His 37 points in 58 games put him on pace for what would have been his second 50+ point season and unlike Zibanejad, Kreider produces much more at even-strength. He has some of the best underlying numbers on the team (having the second highest xGF% and third highest CF% out of all Rangers skaters) and is one of the fastest players in the entire league. When Kreider is on his game, almost nobody can stop him, as his lightning fast speed and hard-hitting style of play makes him a force to reckon with. Add in his cheap $4.625 million cap hit for the next two seasons and there’s no way Kreider is traded soon.
All three of these forwards are immensely valuable to the Rangers and would have around similar value on the trade market. If any of Hayes, Zibanejad, or Kreider would be traded for just draft picks, if would likely need to be a very high pick, such as a top 10 draft pick. There’s also the potential for one of them to be involved in thr conventional “hockey trade”, such as the Ryan Johansen for Seth Jones deal or Max Domi for Alex Galchenyuk trade. All three of their values would likely be in the same ballpark as Jeff Skinner or Oscar Klefbom, whose names have both made it to the rumor mill lately. The Rangers trio is unlikely to be traded but if they do make it to the trading block, expect them to bring back a big return.
Finally, we have one of the Rangers most recent additions, Kevin Shattenkirk. He’d actually be a really good trade asset if it weren’t for the fact that the Rangers just signed him in free agency. Shattenkirk chose to play with the Rangers (and took a bit of a discount) because he wanted to play for his childhood team and it’s very unlikely the Rangers look to move him so soon. He’s probably just a little too old for the Rangers rebuild but Shattenkirk is still young enough at 29 to be very valuable to a team looking to win that needs a top-four offensive defenseman. While playing injured for most of the season, Shattenkirk still produced at a 40-point pace and ended the previous season with 56 points. He probably wouldn’t garner as much value as Hayes, Zibanejad, or Kreider but Shatty would still bring back a lot in a potential trade.
When he was traded as just a rental, the Washington Capitals had to give up a first and second round pick (plus prospects) to get him. Since then, Shattenkirk is now signed at a reasonable cap hit ($6.65M) for a few more seasons, giving the acquiring team certainty that they would be able to keep him for multiple seasons. However, since he left the Blues, Shattenkirk had a poor playoff run with Washington and a less than ideal season with the Rangers.

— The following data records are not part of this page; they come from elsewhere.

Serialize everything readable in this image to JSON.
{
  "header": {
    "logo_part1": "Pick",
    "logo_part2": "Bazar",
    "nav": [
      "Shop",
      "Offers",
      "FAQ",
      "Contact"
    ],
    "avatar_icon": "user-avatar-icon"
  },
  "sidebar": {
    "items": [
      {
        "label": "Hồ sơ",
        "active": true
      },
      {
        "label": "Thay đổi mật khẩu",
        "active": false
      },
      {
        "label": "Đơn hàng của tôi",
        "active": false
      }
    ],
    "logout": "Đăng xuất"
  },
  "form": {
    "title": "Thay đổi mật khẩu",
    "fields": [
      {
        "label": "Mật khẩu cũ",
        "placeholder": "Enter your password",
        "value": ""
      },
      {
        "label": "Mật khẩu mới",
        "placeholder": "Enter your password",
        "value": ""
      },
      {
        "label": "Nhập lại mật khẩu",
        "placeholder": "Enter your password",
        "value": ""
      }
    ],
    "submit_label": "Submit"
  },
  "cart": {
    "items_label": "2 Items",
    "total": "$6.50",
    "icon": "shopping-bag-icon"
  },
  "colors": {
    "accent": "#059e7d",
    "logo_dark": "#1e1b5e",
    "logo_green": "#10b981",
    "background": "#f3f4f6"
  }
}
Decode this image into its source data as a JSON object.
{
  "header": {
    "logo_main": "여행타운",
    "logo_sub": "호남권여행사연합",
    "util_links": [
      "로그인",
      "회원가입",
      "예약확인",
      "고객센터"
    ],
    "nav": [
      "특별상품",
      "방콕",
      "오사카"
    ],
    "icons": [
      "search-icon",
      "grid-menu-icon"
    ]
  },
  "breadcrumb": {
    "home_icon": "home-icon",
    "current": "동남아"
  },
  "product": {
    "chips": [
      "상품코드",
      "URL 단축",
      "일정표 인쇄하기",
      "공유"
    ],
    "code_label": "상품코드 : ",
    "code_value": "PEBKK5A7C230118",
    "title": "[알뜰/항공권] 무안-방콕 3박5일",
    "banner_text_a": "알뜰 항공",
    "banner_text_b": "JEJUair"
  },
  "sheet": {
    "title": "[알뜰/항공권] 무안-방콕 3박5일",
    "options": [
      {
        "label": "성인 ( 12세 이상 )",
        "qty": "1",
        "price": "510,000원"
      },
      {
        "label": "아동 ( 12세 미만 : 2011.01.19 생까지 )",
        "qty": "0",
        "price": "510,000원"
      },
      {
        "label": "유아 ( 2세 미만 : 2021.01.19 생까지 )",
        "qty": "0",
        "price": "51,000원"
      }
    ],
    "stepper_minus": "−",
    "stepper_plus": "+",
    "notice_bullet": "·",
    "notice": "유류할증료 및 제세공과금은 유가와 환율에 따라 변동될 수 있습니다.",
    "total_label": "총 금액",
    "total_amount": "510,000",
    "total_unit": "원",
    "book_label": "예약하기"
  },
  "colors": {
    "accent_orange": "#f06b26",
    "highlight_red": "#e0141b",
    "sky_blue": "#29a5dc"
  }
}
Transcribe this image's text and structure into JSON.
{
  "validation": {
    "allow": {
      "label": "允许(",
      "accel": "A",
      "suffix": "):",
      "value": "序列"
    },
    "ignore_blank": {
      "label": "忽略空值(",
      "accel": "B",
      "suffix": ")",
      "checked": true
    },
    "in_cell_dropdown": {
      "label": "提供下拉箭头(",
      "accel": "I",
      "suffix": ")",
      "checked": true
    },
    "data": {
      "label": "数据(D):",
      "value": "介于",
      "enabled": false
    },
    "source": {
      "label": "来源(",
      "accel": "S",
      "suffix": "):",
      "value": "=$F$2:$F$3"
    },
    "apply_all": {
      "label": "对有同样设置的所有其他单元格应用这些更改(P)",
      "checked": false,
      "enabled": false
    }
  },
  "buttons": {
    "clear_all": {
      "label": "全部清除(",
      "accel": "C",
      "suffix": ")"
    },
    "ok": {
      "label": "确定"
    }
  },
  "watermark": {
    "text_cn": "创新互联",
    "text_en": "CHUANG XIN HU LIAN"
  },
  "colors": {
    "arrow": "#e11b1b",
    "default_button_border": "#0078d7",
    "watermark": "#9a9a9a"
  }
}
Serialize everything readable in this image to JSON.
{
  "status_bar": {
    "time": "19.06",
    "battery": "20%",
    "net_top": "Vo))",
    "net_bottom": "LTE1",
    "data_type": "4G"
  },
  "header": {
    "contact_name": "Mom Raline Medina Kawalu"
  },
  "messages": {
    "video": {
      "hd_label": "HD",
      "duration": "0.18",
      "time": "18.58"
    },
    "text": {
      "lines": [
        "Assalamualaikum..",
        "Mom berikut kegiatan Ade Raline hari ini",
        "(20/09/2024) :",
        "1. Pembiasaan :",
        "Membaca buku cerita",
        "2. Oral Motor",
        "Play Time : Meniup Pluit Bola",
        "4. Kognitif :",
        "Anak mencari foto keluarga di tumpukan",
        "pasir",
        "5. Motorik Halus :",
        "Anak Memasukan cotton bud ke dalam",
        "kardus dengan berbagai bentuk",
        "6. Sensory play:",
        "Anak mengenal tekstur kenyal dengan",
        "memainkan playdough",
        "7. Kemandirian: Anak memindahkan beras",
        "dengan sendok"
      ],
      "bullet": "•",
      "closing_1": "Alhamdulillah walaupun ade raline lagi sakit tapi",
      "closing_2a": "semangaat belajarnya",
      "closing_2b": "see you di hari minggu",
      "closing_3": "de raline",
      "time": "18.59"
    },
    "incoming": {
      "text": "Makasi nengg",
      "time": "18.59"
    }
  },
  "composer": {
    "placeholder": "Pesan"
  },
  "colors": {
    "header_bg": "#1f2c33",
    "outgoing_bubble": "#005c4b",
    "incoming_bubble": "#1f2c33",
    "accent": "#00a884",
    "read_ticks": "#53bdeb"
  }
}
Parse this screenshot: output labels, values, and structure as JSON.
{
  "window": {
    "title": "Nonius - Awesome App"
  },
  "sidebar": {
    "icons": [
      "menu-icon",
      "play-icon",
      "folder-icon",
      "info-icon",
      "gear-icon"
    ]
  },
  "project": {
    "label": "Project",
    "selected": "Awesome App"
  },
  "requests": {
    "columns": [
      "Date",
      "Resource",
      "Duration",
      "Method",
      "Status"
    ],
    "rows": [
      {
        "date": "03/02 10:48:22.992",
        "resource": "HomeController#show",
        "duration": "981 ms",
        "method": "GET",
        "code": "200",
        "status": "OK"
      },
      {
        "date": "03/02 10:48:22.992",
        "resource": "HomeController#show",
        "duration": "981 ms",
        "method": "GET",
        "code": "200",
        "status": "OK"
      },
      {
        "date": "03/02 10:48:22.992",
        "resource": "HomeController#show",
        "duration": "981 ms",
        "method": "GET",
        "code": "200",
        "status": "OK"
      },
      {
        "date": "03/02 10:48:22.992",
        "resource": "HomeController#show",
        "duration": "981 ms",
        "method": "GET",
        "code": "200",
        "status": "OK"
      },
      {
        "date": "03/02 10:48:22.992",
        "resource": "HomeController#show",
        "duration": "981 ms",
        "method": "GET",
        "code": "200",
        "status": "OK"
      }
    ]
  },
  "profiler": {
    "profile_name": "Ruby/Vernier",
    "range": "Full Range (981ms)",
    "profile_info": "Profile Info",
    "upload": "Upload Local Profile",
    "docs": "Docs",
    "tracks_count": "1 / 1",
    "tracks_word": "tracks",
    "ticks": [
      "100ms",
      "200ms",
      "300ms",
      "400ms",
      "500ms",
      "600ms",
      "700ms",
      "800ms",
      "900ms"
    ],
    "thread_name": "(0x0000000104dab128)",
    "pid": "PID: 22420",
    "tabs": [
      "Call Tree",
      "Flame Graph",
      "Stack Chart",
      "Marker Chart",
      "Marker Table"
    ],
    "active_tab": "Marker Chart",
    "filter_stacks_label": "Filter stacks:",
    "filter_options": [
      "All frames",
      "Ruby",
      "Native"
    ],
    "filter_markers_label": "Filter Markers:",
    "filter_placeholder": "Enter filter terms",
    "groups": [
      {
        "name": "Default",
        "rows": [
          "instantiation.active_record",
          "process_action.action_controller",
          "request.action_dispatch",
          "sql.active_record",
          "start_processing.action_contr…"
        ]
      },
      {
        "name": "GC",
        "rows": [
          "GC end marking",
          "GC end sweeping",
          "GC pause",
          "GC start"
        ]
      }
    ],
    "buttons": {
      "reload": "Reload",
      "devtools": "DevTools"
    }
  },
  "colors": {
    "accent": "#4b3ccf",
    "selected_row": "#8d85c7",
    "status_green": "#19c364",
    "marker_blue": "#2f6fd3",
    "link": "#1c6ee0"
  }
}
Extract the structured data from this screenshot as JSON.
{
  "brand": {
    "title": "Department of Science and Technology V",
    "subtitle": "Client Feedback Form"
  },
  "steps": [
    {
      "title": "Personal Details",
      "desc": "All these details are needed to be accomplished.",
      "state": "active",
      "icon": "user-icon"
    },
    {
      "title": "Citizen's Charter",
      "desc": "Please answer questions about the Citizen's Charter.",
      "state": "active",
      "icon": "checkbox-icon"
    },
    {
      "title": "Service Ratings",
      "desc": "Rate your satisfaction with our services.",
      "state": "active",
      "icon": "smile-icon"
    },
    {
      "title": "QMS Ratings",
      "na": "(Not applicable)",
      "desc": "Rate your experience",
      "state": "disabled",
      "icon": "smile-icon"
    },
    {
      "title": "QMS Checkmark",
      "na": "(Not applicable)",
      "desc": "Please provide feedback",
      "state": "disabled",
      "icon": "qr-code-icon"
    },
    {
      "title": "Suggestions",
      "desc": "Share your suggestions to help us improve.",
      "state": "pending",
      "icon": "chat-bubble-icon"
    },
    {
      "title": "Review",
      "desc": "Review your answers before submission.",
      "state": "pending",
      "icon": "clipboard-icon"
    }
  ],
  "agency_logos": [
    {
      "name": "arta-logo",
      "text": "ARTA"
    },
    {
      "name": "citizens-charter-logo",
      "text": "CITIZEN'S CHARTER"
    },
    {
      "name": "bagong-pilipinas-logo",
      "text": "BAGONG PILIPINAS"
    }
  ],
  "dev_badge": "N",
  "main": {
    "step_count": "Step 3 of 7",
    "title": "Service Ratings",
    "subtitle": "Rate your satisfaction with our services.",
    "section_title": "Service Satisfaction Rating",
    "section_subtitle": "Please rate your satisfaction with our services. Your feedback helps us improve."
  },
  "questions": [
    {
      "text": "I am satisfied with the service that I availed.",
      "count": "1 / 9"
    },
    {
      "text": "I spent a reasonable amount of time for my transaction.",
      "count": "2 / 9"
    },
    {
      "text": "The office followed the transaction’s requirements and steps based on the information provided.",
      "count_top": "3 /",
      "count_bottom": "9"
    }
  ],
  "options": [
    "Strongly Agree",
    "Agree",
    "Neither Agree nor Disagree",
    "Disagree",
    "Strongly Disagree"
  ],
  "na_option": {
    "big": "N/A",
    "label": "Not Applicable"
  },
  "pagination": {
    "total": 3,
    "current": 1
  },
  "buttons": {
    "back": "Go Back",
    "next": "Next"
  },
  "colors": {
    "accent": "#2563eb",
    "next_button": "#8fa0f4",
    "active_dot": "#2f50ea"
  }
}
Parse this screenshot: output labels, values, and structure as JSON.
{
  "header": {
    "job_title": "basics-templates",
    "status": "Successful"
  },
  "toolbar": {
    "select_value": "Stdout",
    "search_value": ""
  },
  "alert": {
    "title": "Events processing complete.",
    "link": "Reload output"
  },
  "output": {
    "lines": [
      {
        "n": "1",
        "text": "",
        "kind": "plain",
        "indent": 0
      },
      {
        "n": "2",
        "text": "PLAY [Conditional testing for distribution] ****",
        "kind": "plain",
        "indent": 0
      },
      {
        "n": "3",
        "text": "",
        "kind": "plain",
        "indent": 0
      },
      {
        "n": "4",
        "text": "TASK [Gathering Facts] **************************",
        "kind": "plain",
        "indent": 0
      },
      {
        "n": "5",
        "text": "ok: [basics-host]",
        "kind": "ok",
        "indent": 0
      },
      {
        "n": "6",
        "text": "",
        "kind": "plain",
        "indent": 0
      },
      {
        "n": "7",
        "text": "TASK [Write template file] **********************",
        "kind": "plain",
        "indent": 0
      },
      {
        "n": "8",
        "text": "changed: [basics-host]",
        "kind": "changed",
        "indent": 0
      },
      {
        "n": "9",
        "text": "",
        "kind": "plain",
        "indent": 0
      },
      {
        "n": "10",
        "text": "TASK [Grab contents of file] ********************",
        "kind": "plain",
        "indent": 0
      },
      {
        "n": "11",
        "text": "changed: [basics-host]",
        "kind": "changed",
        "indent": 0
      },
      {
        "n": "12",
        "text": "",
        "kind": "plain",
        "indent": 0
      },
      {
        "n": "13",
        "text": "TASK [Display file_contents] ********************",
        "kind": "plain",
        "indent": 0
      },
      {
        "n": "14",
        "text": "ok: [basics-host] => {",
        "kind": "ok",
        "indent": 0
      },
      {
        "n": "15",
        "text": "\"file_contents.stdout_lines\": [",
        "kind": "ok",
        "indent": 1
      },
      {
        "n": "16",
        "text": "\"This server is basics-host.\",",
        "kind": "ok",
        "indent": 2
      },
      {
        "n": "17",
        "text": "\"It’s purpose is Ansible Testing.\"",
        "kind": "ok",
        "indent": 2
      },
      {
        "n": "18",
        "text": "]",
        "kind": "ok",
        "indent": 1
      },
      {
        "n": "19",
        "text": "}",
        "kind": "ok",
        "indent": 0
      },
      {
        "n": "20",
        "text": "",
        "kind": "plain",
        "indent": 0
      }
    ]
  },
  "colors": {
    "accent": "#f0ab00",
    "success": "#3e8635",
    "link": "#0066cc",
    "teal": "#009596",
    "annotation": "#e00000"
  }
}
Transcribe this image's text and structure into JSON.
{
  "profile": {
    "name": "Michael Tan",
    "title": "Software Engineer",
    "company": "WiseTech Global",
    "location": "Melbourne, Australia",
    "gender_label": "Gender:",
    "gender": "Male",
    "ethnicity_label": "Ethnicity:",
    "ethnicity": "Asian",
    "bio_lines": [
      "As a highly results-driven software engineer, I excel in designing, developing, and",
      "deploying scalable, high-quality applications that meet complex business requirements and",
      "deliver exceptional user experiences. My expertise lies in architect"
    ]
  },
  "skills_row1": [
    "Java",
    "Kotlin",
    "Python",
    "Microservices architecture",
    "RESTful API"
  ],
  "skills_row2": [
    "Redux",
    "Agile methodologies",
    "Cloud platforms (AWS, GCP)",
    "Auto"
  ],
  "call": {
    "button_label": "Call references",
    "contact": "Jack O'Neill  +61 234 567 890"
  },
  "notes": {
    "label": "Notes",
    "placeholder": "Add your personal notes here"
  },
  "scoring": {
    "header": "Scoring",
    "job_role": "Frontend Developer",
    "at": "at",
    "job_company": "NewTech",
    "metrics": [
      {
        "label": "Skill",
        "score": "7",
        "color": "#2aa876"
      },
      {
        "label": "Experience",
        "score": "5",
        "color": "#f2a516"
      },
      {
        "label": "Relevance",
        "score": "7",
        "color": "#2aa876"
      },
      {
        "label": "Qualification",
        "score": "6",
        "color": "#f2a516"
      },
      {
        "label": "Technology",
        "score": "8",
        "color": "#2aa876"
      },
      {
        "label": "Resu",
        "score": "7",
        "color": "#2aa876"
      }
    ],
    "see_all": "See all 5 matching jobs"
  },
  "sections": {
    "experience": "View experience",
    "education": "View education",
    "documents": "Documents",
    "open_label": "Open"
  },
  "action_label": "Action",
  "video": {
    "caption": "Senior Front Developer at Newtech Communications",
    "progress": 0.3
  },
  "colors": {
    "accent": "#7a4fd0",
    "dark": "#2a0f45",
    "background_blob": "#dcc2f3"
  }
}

Combine that with his reputation as a poor defender and it’s a bit tougher to gauge where Shattenkirk fits on the market. If the Rangers were to trade him now, I would expect something similar to the trade Washington made to acquire him. Recency bias is a thing and I think people would weigh Shattenkirk’s play with Washington and time spent injured in New York too heavily. That and teams are also looking for a way to get a leg up in trade negotiations, and that’s not something the Rangers want to get into at this point. This is another reason why I doubt he’d be traded now, as his value is likely at the lowest it will be for quite some time. The best thing for both Shattenkirk and the Rangers is for Shattenkirk to have a bounce back season and let him play big minutes with the team.
Stats via Corsica.Hockey unless otherwise noted. Financial data via Cap Friendly unless other wise noted.